- TASK REQUIREMENTS
Write the whole listing out again, word for word.

- DATA FOR ANALYSIS

-=-=-=-=-

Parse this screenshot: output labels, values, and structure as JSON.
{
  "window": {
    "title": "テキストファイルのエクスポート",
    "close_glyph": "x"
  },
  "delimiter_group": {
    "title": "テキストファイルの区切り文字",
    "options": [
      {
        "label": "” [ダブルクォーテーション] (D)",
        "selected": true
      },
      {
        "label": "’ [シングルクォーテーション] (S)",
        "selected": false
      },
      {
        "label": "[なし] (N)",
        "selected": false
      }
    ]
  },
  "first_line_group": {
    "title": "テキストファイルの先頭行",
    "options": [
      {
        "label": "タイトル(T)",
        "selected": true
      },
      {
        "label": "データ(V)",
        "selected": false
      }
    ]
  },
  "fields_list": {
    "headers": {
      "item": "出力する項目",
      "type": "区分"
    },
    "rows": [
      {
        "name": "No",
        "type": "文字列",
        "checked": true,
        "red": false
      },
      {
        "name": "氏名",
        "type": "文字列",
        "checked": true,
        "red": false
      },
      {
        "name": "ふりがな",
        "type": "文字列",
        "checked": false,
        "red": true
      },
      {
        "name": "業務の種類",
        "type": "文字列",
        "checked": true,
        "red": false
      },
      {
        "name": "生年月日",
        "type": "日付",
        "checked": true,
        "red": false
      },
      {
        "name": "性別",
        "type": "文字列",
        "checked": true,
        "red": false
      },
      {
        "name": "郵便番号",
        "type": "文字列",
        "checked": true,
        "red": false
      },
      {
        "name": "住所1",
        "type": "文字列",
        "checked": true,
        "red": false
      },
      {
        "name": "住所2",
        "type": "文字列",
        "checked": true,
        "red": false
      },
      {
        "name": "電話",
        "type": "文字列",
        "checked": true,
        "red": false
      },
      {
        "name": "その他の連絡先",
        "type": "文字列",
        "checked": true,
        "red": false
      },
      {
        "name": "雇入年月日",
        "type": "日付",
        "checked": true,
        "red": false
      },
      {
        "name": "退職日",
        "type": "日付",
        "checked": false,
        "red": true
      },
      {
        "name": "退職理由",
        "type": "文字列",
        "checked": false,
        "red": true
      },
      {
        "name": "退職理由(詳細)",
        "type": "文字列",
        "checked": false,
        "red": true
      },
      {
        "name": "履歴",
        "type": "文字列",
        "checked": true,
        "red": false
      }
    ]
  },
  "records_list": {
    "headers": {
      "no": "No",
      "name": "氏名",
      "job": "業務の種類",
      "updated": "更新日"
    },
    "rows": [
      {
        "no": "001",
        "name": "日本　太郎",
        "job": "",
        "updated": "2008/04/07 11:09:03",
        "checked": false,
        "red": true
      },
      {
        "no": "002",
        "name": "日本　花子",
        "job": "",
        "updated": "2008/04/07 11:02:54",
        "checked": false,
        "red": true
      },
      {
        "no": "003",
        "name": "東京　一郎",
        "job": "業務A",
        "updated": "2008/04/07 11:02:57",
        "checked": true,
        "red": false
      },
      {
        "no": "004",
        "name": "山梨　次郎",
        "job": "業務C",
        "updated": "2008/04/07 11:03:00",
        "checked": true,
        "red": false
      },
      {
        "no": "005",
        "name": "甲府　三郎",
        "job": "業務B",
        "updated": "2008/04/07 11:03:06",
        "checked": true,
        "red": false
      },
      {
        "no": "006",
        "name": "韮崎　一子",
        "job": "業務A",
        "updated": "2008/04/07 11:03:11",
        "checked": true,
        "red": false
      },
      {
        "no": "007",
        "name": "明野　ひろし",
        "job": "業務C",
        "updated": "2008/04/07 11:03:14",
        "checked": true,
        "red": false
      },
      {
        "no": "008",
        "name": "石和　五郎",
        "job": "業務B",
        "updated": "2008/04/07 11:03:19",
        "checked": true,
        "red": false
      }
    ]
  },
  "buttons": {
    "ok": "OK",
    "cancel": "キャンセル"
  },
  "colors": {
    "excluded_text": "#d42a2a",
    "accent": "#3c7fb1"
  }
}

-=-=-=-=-

- SOLVED EXERCISE
Parse this screenshot: output labels, values, and structure as JSON.
{
  "window": {
    "title": "テキストファイルのエクスポート",
    "close_glyph": "x"
  },
  "delimiter_group": {
    "title": "テキストファイルの区切り文字",
    "options": [
      {
        "label": "” [ダブルクォーテーション] (D)",
        "selected": true
      },
      {
        "label": "’ [シングルクォーテーション] (S)",
        "selected": false
      },
      {
        "label": "[なし] (N)",
        "selected": false
      }
    ]
  },
  "first_line_group": {
    "title": "テキストファイルの先頭行",
    "options": [
      {
        "label": "タイトル(T)",
        "selected": true
      },
      {
        "label": "データ(V)",
        "selected": false
      }
    ]
  },
  "fields_list": {
    "headers": {
      "item": "出力する項目",
      "type": "区分"
    },
    "rows": [
      {
        "name": "No",
        "type": "文字列",
        "checked": true,
        "red": false
      },
      {
        "name": "氏名",
        "type": "文字列",
        "checked": true,
        "red": false
      },
      {
        "name": "ふりがな",
        "type": "文字列",
        "checked": false,
        "red": true
      },
      {
        "name": "業務の種類",
        "type": "文字列",
        "checked": true,
        "red": false
      },
      {
        "name": "生年月日",
        "type": "日付",
        "checked": true,
        "red": false
      },
      {
        "name": "性別",
        "type": "文字列",
        "checked": true,
        "red": false
      },
      {
        "name": "郵便番号",
        "type": "文字列",
        "checked": true,
        "red": false
      },
      {
        "name": "住所1",
        "type": "文字列",
        "checked": true,
        "red": false
      },
      {
        "name": "住所2",
        "type": "文字列",
        "checked": true,
        "red": false
      },
      {
        "name": "電話",
        "type": "文字列",
        "checked": true,
        "red": false
      },
      {
        "name": "その他の連絡先",
        "type": "文字列",
        "checked": true,
        "red": false
      },
      {
        "name": "雇入年月日",
        "type": "日付",
        "checked": true,
        "red": false
      },
      {
        "name": "退職日",
        "type": "日付",
        "checked": false,
        "red": true
      },
      {
        "name": "退職理由",
        "type": "文字列",
        "checked": false,
        "red": true
      },
      {
        "name": "退職理由(詳細)",
        "type": "文字列",
        "checked": false,
        "red": true
      },
      {
        "name": "履歴",
        "type": "文字列",
        "checked": true,
        "red": false
      }
    ]
  },
  "records_list": {
    "headers": {
      "no": "No",
      "name": "氏名",
      "job": "業務の種類",
      "updated": "更新日"
    },
    "rows": [
      {
        "no": "001",
        "name": "日本　太郎",
        "job": "",
        "updated": "2008/04/07 11:09:03",
        "checked": false,
        "red": true
      },
      {
        "no": "002",
        "name": "日本　花子",
        "job": "",
        "updated": "2008/04/07 11:02:54",
        "checked": false,
        "red": true
      },
      {
        "no": "003",
        "name": "東京　一郎",
        "job": "業務A",
        "updated": "2008/04/07 11:02:57",
        "checked": true,
        "red": false
      },
      {
        "no": "004",
        "name": "山梨　次郎",
        "job": "業務C",
        "updated": "2008/04/07 11:03:00",
        "checked": true,
        "red": false
      },
      {
        "no": "005",
        "name": "甲府　三郎",
        "job": "業務B",
        "updated": "2008/04/07 11:03:06",
        "checked": true,
        "red": false
      },
      {
        "no": "006",
        "name": "韮崎　一子",
        "job": "業務A",
        "updated": "2008/04/07 11:03:11",
        "checked": true,
        "red": false
      },
      {
        "no": "007",
        "name": "明野　ひろし",
        "job": "業務C",
        "updated": "2008/04/07 11:03:14",
        "checked": true,
        "red": false
      },
      {
        "no": "008",
        "name": "石和　五郎",
        "job": "業務B",
        "updated": "2008/04/07 11:03:19",
        "checked": true,
        "red": false
      }
    ]
  },
  "buttons": {
    "ok": "OK",
    "cancel": "キャンセル"
  },
  "colors": {
    "excluded_text": "#d42a2a",
    "accent": "#3c7fb1"
  }
}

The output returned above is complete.